(TASK)
Please go through the records below and return every line holding the word "this".

Start of RECORDS TO USE

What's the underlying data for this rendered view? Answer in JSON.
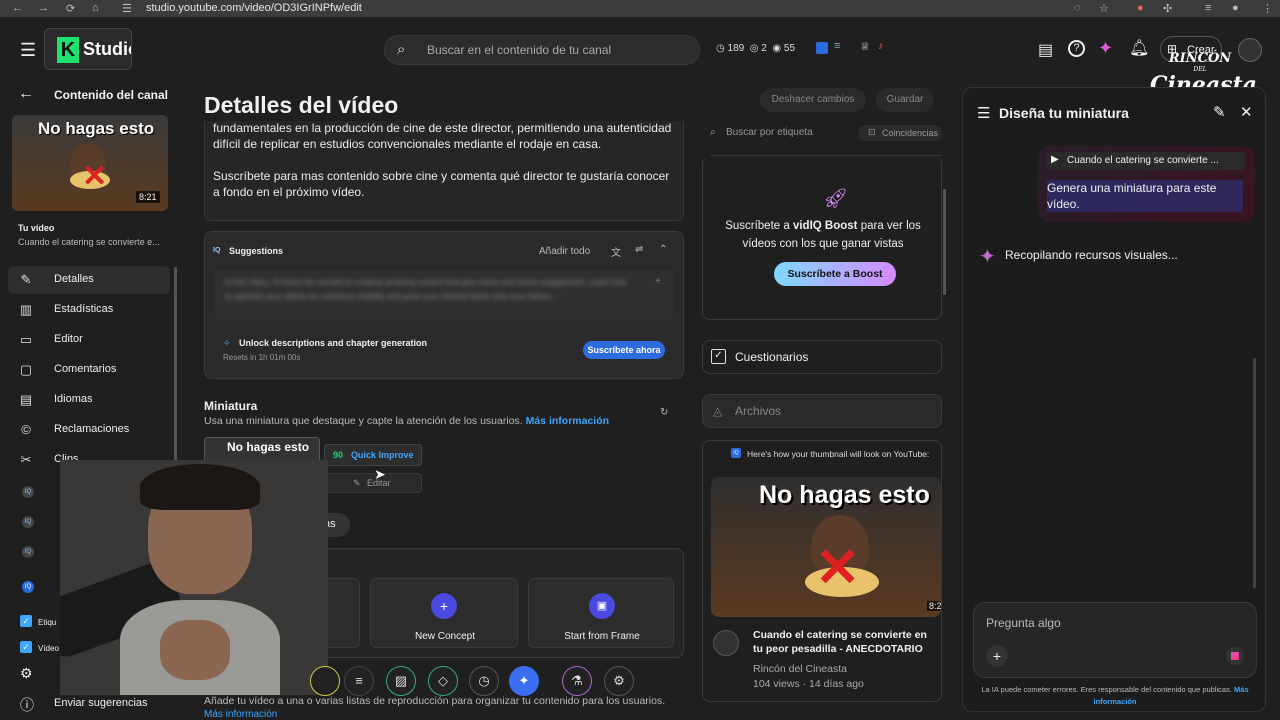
{
  "browser": {
    "url": "studio.youtube.com/video/OD3IGrINPfw/edit"
  },
  "header": {
    "logo_text": "Studio",
    "search_placeholder": "Buscar en el contenido de tu canal",
    "stats": {
      "a": "189",
      "b": "2",
      "c": "55"
    },
    "create_label": "Crear",
    "watermark_line1": "RINCÓN",
    "watermark_line2": "DEL",
    "watermark_line3": "Cineasta"
  },
  "sidebar": {
    "back_label": "Contenido del canal",
    "thumb_text": "No hagas esto",
    "thumb_duration": "8:21",
    "your_video_label": "Tu vídeo",
    "video_title_short": "Cuando el catering se convierte e...",
    "items": [
      {
        "label": "Detalles",
        "icon": "pencil-icon"
      },
      {
        "label": "Estadísticas",
        "icon": "chart-icon"
      },
      {
        "label": "Editor",
        "icon": "film-icon"
      },
      {
        "label": "Comentarios",
        "icon": "comment-icon"
      },
      {
        "label": "Idiomas",
        "icon": "subtitles-icon"
      },
      {
        "label": "Reclamaciones",
        "icon": "copyright-icon"
      },
      {
        "label": "Clips",
        "icon": "scissors-icon"
      }
    ],
    "bottom_items": [
      {
        "label": "Etiqu"
      },
      {
        "label": "Vídeo"
      }
    ],
    "feedback_label": "Enviar sugerencias"
  },
  "main": {
    "title": "Detalles del vídeo",
    "undo_label": "Deshacer cambios",
    "save_label": "Guardar",
    "description_line1": "fundamentales en la producción de cine de este director, permitiendo una autenticidad",
    "description_line2": "difícil de replicar en estudios convencionales mediante el rodaje en casa.",
    "description_line3": "Suscríbete para mas contenido sobre cine y comenta qué director te gustaría conocer",
    "description_line4": "a fondo en el próximo vídeo.",
    "suggestions": {
      "title": "Suggestions",
      "add_all": "Añadir todo",
      "blurred_text": "In this video, I'll share the secrets to creating amazing content that gets views and drives engagement. Learn how to optimize your videos for maximum visibility and grow your channel faster than ever before...",
      "unlock_text": "Unlock descriptions and chapter generation",
      "reset_text": "Resets in 1h 01m 00s",
      "subscribe_btn": "Suscríbete ahora"
    },
    "thumbnail": {
      "heading": "Miniatura",
      "desc": "Usa una miniatura que destaque y capte la atención de los usuarios.",
      "more_info": "Más información",
      "thumb_text": "No hagas esto",
      "score": "90",
      "quick_improve": "Quick Improve",
      "edit": "Editar"
    },
    "partial_chip": "as",
    "concepts": {
      "new_concept": "New Concept",
      "start_from_frame": "Start from Frame"
    },
    "playlist_text": "Añade tu vídeo a una o varias listas de reproducción para organizar tu contenido para los usuarios.",
    "playlist_more": "Más información"
  },
  "rightcol": {
    "tag_search": "Buscar por etiqueta",
    "coincidence": "Coincidencias",
    "boost_text1": "Suscríbete a",
    "boost_brand": "vidIQ Boost",
    "boost_text2": "para ver los",
    "boost_text3": "vídeos con los que ganar vistas",
    "boost_btn": "Suscríbete a Boost",
    "quizzes": "Cuestionarios",
    "files": "Archivos",
    "preview_label": "Here's how your thumbnail will look on YouTube:",
    "preview_thumb_text": "No hagas esto",
    "preview_duration": "8:2",
    "preview_title": "Cuando el catering se convierte en tu peor pesadilla - ANECDOTARIO",
    "preview_channel": "Rincón del Cineasta",
    "preview_meta": "104 views · 14 días ago"
  },
  "aipanel": {
    "title": "Diseña tu miniatura",
    "video_chip": "Cuando el catering se convierte ...",
    "user_msg": "Genera una miniatura para este vídeo.",
    "status": "Recopilando recursos visuales...",
    "input_placeholder": "Pregunta algo",
    "disclaimer": "La IA puede cometer errores. Eres responsable del contenido que publicas.",
    "disclaimer_link": "Más información"
  },
  "colors": {
    "accent_blue": "#3ea6ff",
    "gemini_pink": "#e05bd0",
    "boost_gradient_start": "#7fd8ff",
    "boost_gradient_end": "#d58bff",
    "vidiq_blue": "#2d6cdf"
  }
}
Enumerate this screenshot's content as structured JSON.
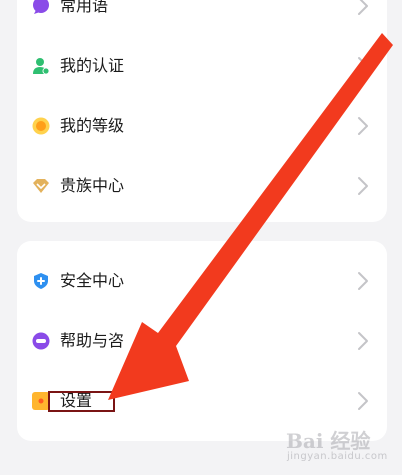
{
  "menu": {
    "group1": [
      {
        "label": "常用语",
        "icon": "chat-bubble-icon"
      },
      {
        "label": "我的认证",
        "icon": "verified-user-icon"
      },
      {
        "label": "我的等级",
        "icon": "sun-level-icon"
      },
      {
        "label": "贵族中心",
        "icon": "diamond-icon"
      }
    ],
    "group2": [
      {
        "label": "安全中心",
        "icon": "shield-plus-icon"
      },
      {
        "label": "帮助与咨",
        "icon": "help-pill-icon"
      },
      {
        "label": "设置",
        "icon": "settings-square-icon"
      }
    ]
  },
  "watermark": {
    "brand": "Bai 经验",
    "sub": "jingyan.baidu.com"
  },
  "colors": {
    "arrow": "#f23a1e",
    "highlight_border": "#7a1414",
    "chevron": "#c4c4c8",
    "verified": "#2fbf71",
    "shield": "#2e90f0",
    "help": "#8a4be8",
    "settings": "#ffb52e"
  }
}
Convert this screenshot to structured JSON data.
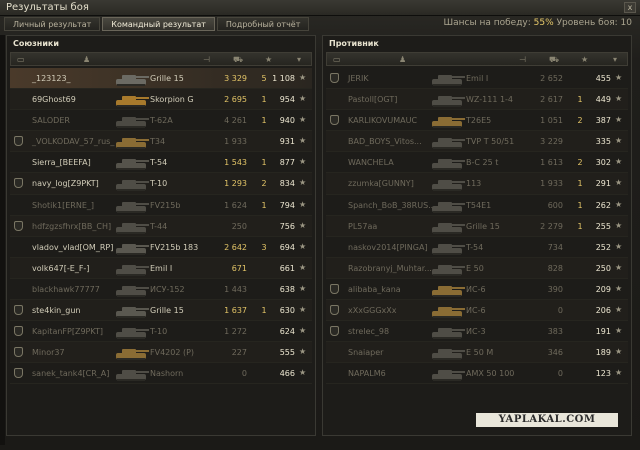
{
  "window": {
    "title": "Результаты боя",
    "close": "x"
  },
  "tabs": [
    "Личный результат",
    "Командный результат",
    "Подробный отчёт"
  ],
  "chance": {
    "prefix": "Шансы на победу:",
    "value": "55%",
    "level_label": "Уровень боя:",
    "level": "10"
  },
  "allies": {
    "name": "Союзники",
    "rows": [
      {
        "player": "_123123_",
        "vehicle": "Grille 15",
        "dmg": "3 329",
        "kills": "5",
        "xp": "1 108",
        "state": "hl",
        "icon": false,
        "tank_color": "#6b6a63"
      },
      {
        "player": "69Ghost69",
        "vehicle": "Skorpion G",
        "dmg": "2 695",
        "kills": "1",
        "xp": "954",
        "state": "alive",
        "icon": false,
        "tank_color": "#a87a2c"
      },
      {
        "player": "SALODER",
        "vehicle": "T-62A",
        "dmg": "4 261",
        "kills": "1",
        "xp": "940",
        "state": "dead",
        "icon": false,
        "tank_color": "#4c4a43"
      },
      {
        "player": "_VOLKODAV_57_rus_",
        "vehicle": "T34",
        "dmg": "1 933",
        "kills": "",
        "xp": "931",
        "state": "dead",
        "icon": true,
        "tank_color": "#8a6c34"
      },
      {
        "player": "Sierra_[BEEFA]",
        "vehicle": "T-54",
        "dmg": "1 543",
        "kills": "1",
        "xp": "877",
        "state": "alive",
        "icon": false,
        "tank_color": "#55534b"
      },
      {
        "player": "navy_log[Z9PKT]",
        "vehicle": "T-10",
        "dmg": "1 293",
        "kills": "2",
        "xp": "834",
        "state": "alive",
        "icon": true,
        "tank_color": "#4f4d46"
      },
      {
        "player": "Shotik1[ERNE_]",
        "vehicle": "FV215b",
        "dmg": "1 624",
        "kills": "1",
        "xp": "794",
        "state": "dead",
        "icon": false,
        "tank_color": "#4f4d46"
      },
      {
        "player": "hdfzgzsfhrx[BB_CH]",
        "vehicle": "T-44",
        "dmg": "250",
        "kills": "",
        "xp": "756",
        "state": "dead",
        "icon": true,
        "tank_color": "#4f4d46"
      },
      {
        "player": "vladov_vlad[OM_RP]",
        "vehicle": "FV215b 183",
        "dmg": "2 642",
        "kills": "3",
        "xp": "694",
        "state": "alive",
        "icon": false,
        "tank_color": "#5a5850"
      },
      {
        "player": "volk647[-E_F-]",
        "vehicle": "Emil I",
        "dmg": "671",
        "kills": "",
        "xp": "661",
        "state": "alive",
        "icon": false,
        "tank_color": "#4f4d46"
      },
      {
        "player": "blackhawk77777",
        "vehicle": "ИСУ-152",
        "dmg": "1 443",
        "kills": "",
        "xp": "638",
        "state": "dead",
        "icon": false,
        "tank_color": "#4f4d46"
      },
      {
        "player": "ste4kin_gun",
        "vehicle": "Grille 15",
        "dmg": "1 637",
        "kills": "1",
        "xp": "630",
        "state": "alive",
        "icon": true,
        "tank_color": "#5a5850"
      },
      {
        "player": "KapitanFP[Z9PKT]",
        "vehicle": "T-10",
        "dmg": "1 272",
        "kills": "",
        "xp": "624",
        "state": "dead",
        "icon": true,
        "tank_color": "#4f4d46"
      },
      {
        "player": "Minor37",
        "vehicle": "FV4202 (P)",
        "dmg": "227",
        "kills": "",
        "xp": "555",
        "state": "dead",
        "icon": true,
        "tank_color": "#8a6c34"
      },
      {
        "player": "sanek_tank4[CR_A]",
        "vehicle": "Nashorn",
        "dmg": "0",
        "kills": "",
        "xp": "466",
        "state": "dead",
        "icon": true,
        "tank_color": "#4f4d46"
      }
    ]
  },
  "enemies": {
    "name": "Противник",
    "rows": [
      {
        "player": "JERIK",
        "vehicle": "Emil I",
        "dmg": "2 652",
        "kills": "",
        "xp": "455",
        "state": "dead",
        "icon": true,
        "tank_color": "#4f4d46"
      },
      {
        "player": "Pastoll[OGT]",
        "vehicle": "WZ-111 1-4",
        "dmg": "2 617",
        "kills": "1",
        "xp": "449",
        "state": "dead",
        "icon": false,
        "tank_color": "#4f4d46"
      },
      {
        "player": "KARLIKOVUMAUC",
        "vehicle": "T26E5",
        "dmg": "1 051",
        "kills": "2",
        "xp": "387",
        "state": "dead",
        "icon": true,
        "tank_color": "#8a6c34"
      },
      {
        "player": "BAD_BOYS_Vitos...",
        "vehicle": "TVP T 50/51",
        "dmg": "3 229",
        "kills": "",
        "xp": "335",
        "state": "dead",
        "icon": false,
        "tank_color": "#4f4d46"
      },
      {
        "player": "WANCHELA",
        "vehicle": "B-C 25 t",
        "dmg": "1 613",
        "kills": "2",
        "xp": "302",
        "state": "dead",
        "icon": false,
        "tank_color": "#4f4d46"
      },
      {
        "player": "zzumka[GUNNY]",
        "vehicle": "113",
        "dmg": "1 933",
        "kills": "1",
        "xp": "291",
        "state": "dead",
        "icon": false,
        "tank_color": "#4f4d46"
      },
      {
        "player": "Spanch_BoB_38RUS...",
        "vehicle": "T54E1",
        "dmg": "600",
        "kills": "1",
        "xp": "262",
        "state": "dead",
        "icon": false,
        "tank_color": "#4f4d46"
      },
      {
        "player": "PL57aa",
        "vehicle": "Grille 15",
        "dmg": "2 279",
        "kills": "1",
        "xp": "255",
        "state": "dead",
        "icon": false,
        "tank_color": "#4f4d46"
      },
      {
        "player": "naskov2014[PINGA]",
        "vehicle": "T-54",
        "dmg": "734",
        "kills": "",
        "xp": "252",
        "state": "dead",
        "icon": false,
        "tank_color": "#4f4d46"
      },
      {
        "player": "Razobranyj_Muhtar...",
        "vehicle": "E 50",
        "dmg": "828",
        "kills": "",
        "xp": "250",
        "state": "dead",
        "icon": false,
        "tank_color": "#4f4d46"
      },
      {
        "player": "alibaba_kana",
        "vehicle": "ИС-6",
        "dmg": "390",
        "kills": "",
        "xp": "209",
        "state": "dead",
        "icon": true,
        "tank_color": "#8a6c34"
      },
      {
        "player": "xXxGGGxXx",
        "vehicle": "ИС-6",
        "dmg": "0",
        "kills": "",
        "xp": "206",
        "state": "dead",
        "icon": true,
        "tank_color": "#8a6c34"
      },
      {
        "player": "strelec_98",
        "vehicle": "ИС-3",
        "dmg": "383",
        "kills": "",
        "xp": "191",
        "state": "dead",
        "icon": true,
        "tank_color": "#4f4d46"
      },
      {
        "player": "Snaiaper",
        "vehicle": "E 50 M",
        "dmg": "346",
        "kills": "",
        "xp": "189",
        "state": "dead",
        "icon": false,
        "tank_color": "#4f4d46"
      },
      {
        "player": "NAPALM6",
        "vehicle": "AMX 50 100",
        "dmg": "0",
        "kills": "",
        "xp": "123",
        "state": "dead",
        "icon": false,
        "tank_color": "#4f4d46"
      }
    ]
  },
  "watermark": "YAPLAKAL.COM"
}
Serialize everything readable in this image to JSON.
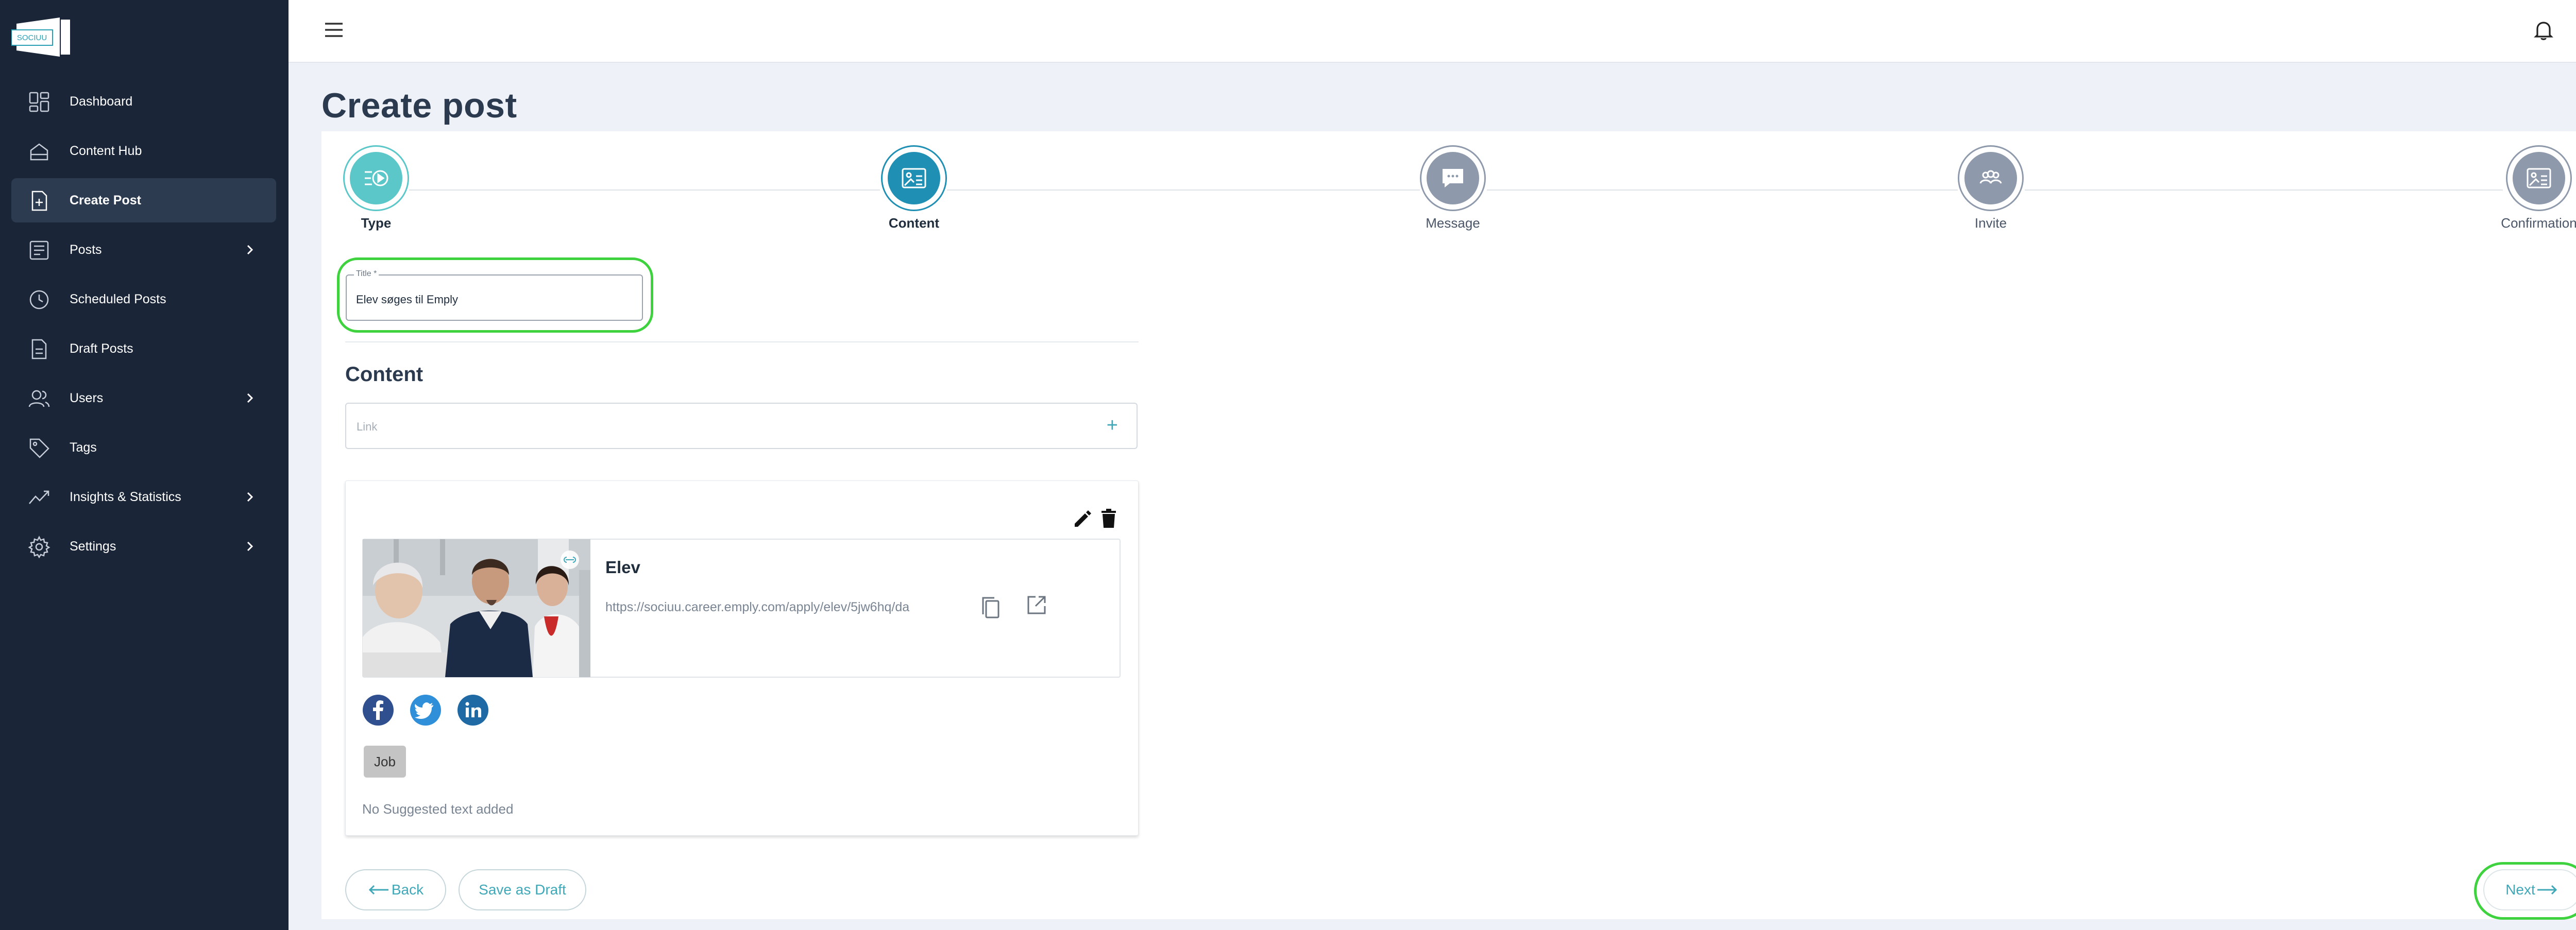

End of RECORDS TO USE

(ANSWER TO THE PROBLEM)
What's the underlying data for this rendered view? Answer in JSON.
      "blurred_text": "In this video, I'll share the secrets to creating amazing content that gets views and drives engagement. Learn how to optimize your videos for maximum visibility and grow your channel faster than ever before...",
Enumerate this screenshot's content as structured JSON.
Convert this screenshot to structured JSON data.
Serialize everything readable in this image to JSON.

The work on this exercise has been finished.